David Gilbert’s “& Sons” is a big, fat novel that’s a commentary on big, fat novels. It has a great man at its center: A.N. Dyer, an aging author whose style mashes up John Updike, Philip Roth and John Irving. But who, in this cynical age, would accept a great man tale at face value? Gilbert wants to show how thin the veneer of greatness is, as evidenced by Dyer’s emotionally roughed-up sons.
The novel also celebrates the power of words — Gilbert invents swaths of Dyer’s prose, which is stylistically distinct from his own. But Gilbert also exposes the shallowness of those words. Dyer busily retypes a draft of his classic first novel, “Ampersand,” but only to get a better sale price for his papers. Here, art always has a whiff of fraud about it.
So typical big-novel comforts are deliberately unsettled in “& Sons”: It often feels like a postmodern novel in realist drag. Its narrator, Philip Topping, son of Dyer’s longtime friend and the inspiration for “Ampersand,” is a kind of parody of the omniscient Dickensian narrator, watching Dyer’s circle with an almost stalkerish enthusiasm. And there’s much to observe in the tony corners of Manhattan where the novel is set. Dyer’s eldest son, Richard, is a recovering addict who’s pressured to get Dad to approve a film version of “Ampersand.” Another son, Jamie, is a journalist whose heartfelt video art piece has gone clumsily viral.
Both sons are aghast when Dyer claims their half-brother is a clone of the great author himself. “A clone?” Dyer’s ex-wife thinks. “How could he bring back up all of the heartbreak, and rewritten as science fiction, no less?” But that kind of rewriting is Dyer’s great talent.

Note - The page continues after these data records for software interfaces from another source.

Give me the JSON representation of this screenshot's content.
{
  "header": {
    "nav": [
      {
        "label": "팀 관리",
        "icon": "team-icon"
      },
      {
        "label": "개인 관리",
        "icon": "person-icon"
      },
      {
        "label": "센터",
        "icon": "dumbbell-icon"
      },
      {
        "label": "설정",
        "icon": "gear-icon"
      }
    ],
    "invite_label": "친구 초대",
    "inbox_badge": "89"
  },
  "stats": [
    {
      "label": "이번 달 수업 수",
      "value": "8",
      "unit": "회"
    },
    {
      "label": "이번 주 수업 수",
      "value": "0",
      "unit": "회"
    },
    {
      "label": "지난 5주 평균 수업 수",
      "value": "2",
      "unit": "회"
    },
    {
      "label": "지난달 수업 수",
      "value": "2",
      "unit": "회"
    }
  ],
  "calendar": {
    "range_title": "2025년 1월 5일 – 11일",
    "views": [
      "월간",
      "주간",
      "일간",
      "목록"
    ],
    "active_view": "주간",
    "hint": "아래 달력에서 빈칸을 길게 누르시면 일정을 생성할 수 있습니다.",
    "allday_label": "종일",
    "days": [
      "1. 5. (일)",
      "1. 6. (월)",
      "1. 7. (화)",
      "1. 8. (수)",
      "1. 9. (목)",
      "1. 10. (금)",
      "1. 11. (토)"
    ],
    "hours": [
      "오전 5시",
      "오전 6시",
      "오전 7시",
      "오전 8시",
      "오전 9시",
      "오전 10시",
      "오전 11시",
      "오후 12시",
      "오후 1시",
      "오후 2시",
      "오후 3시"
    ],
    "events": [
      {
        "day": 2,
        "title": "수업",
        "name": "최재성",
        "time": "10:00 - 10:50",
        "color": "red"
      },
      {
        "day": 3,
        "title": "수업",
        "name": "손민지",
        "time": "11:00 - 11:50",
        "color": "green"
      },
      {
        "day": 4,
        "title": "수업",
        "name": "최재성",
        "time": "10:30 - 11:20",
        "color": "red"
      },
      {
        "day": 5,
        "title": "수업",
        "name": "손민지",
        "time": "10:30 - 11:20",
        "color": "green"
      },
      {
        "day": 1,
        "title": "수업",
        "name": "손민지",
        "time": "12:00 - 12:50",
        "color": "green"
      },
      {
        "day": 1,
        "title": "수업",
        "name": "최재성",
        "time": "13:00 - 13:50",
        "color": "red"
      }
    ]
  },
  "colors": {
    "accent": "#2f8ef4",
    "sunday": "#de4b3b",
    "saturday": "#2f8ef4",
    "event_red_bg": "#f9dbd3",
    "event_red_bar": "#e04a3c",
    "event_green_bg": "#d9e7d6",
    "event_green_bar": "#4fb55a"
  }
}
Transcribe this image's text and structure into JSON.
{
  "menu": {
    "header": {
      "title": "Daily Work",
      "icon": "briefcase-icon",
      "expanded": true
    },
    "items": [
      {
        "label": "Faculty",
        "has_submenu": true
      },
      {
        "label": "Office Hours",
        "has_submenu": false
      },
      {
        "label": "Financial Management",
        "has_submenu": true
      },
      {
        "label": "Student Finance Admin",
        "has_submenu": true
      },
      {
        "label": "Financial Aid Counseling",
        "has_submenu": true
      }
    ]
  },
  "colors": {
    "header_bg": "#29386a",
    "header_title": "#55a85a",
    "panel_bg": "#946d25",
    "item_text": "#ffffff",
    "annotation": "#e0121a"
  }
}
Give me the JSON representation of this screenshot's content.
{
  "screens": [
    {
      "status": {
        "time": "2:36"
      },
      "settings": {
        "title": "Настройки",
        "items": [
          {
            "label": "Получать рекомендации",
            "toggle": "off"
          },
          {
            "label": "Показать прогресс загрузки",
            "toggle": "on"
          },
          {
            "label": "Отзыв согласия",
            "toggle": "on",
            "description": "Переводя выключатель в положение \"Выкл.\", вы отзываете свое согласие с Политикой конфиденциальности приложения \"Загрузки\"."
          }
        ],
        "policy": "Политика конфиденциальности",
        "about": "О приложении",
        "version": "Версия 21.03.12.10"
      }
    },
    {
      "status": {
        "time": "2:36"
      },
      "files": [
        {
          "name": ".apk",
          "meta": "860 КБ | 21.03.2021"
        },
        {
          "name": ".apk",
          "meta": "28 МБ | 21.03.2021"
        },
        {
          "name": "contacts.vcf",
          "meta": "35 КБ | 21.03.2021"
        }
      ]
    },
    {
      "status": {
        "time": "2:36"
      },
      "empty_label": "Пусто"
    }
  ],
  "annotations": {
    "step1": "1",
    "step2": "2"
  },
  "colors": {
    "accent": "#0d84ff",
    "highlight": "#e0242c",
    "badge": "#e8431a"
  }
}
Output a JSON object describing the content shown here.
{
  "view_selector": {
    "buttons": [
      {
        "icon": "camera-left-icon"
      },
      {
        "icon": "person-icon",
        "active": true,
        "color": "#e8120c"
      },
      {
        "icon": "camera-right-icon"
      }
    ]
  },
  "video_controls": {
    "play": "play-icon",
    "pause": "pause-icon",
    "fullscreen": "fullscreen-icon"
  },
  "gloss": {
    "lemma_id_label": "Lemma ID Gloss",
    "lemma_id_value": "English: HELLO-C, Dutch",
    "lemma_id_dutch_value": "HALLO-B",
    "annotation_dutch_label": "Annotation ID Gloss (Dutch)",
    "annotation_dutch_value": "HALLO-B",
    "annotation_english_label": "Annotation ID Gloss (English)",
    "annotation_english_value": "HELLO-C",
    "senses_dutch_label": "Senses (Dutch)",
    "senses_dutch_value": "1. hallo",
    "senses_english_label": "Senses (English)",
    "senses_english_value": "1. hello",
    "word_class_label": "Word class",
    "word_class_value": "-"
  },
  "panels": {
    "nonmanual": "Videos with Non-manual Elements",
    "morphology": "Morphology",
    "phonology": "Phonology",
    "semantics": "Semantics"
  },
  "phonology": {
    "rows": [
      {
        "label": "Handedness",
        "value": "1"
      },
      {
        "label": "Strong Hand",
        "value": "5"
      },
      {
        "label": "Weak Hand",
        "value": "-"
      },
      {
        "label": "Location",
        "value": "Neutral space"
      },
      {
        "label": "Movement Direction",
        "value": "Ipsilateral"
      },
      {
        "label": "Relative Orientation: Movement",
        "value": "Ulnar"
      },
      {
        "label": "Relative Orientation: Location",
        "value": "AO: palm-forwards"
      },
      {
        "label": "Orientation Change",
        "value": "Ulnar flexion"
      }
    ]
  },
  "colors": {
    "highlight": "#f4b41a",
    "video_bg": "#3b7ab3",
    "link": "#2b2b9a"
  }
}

How much to trust a novel like this, so concerned with novelistic fraudulence, yet so impressively written? Passages rise up in great Franzen-y heaves, thick with wit and close observation. When Philip sorts through Dyer’s papers, he sees “collections of expired passports and driver’s licenses in which I could see him age in bureaucratic leaps.” Gilbert imitates confessional letters, Hollywood cokehead chatter, IM exchanges and high-society gossip, all with aplomb.
All of it, though, serves an argument that novelistic grace only gets you so far. The power of the great man is fleeting, Jamie argues: “When A.N. Dyer dies, he’s dead. … They’ll just read his obituary and move on to sports.” “& Sons” takes a hard look at such fleeting reputations, but it’s built to last in its own way. Decades hence, when we want to know how much we missed romantic notions of artistic greatness, we can start with this book.
Mark Athitakis is a reviewer based in Washington, D.C.